I then hit the internet to learn what gems one could find in Colorado. I also found fee sights where I could go to pan for gold and sluice for gems and minerals. I may need to make a trip to the state to put my book knowledge to work so that I can accurately describe the panning process.

What do I hope to gain from this research? I will be able to create more dynamic characters, settings and description. And in turn I will hopefully give the reader a really great story.


Check It Out

Outtakes 230

Check It Out

by Cait Collins

I was rather upset by a comment made the other day regarding writers who do not check their facts. I was purchasing a number of books and magazines on gems, minerals, and jewelry making for more information on the career of one of my characters. The clerk commented I must be really into rocks and jewelry. I explained I was doing some research for my new book. Her response was “Thank you. I do some editing and I can’t believe how many writers expect the editor to do the fact-checking.”

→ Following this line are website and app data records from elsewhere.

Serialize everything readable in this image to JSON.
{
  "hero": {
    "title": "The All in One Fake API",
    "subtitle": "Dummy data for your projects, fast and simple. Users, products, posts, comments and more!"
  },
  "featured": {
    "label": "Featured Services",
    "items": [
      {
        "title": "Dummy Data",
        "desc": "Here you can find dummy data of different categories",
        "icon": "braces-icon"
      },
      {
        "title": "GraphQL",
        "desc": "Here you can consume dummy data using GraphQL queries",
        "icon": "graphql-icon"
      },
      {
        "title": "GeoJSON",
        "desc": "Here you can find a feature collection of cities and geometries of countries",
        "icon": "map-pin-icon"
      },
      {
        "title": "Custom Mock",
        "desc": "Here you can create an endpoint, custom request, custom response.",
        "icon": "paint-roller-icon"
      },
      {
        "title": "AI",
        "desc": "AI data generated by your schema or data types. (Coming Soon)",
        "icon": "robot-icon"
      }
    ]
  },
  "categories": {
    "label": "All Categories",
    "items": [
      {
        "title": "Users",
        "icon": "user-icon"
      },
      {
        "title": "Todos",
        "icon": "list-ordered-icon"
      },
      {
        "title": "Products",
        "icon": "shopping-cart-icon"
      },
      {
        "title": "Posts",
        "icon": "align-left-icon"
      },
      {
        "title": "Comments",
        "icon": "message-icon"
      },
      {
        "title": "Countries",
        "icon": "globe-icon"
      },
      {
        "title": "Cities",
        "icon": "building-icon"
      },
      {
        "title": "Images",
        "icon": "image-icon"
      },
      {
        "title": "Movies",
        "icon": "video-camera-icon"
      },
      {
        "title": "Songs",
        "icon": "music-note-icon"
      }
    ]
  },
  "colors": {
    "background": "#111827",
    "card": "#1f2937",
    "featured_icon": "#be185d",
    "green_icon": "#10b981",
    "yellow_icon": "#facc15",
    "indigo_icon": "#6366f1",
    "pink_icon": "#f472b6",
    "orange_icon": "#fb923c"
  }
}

Really? I can’t believe writers would put something on paper and not check the facts. I prefer to think that we take the time to learn what we don’t know. For example, would anyone start a story about a doctor and not know the basics of education, office set up and regulations regarding the practice of medicine? Would we be willing to tarnish our reputation just to get the book finished?

We are responsible for what we put on paper. I have a situation in a novel regarding the purchase of several tracts of land with the stipulation the former owners could buy the land back in five years. Only the buy-back did not include the water and mineral rights. Was this possible? Absolutely. How did I learn about this? Book and on-line research combined with discussions with experts in the field. And with on-line resources, it’s easy to do the research.

While we have more up-to-date information at hand, I still prefer books. I purchased a detailed book on gems, cuts, faceting, settings, and designs. While I have done some rock collecting and panning, I need details so that my character is real.

I also believe in experience. Writing a western? Go west. Sign on as a ranch hand, and if you don’t ride a horse, learn. Pick up the cowboy lingo.

Find a fee site and learn to pan for gold. (You get to keep what you find.)

Is your hero a rock climber? Find a beginner’s location and scale the cliff. Become familiar with the rigging and terminology.

Proper research builds better settings, richer dialog, and more exciting characters. By paying attention to details, we portray ourselves as true professionals who take responsibility for the words we put on the page. We make the editor’s job easier and we reduce the amount of editing needed to make a project press-ready. Good research permits the author to put one project to be and start a new work.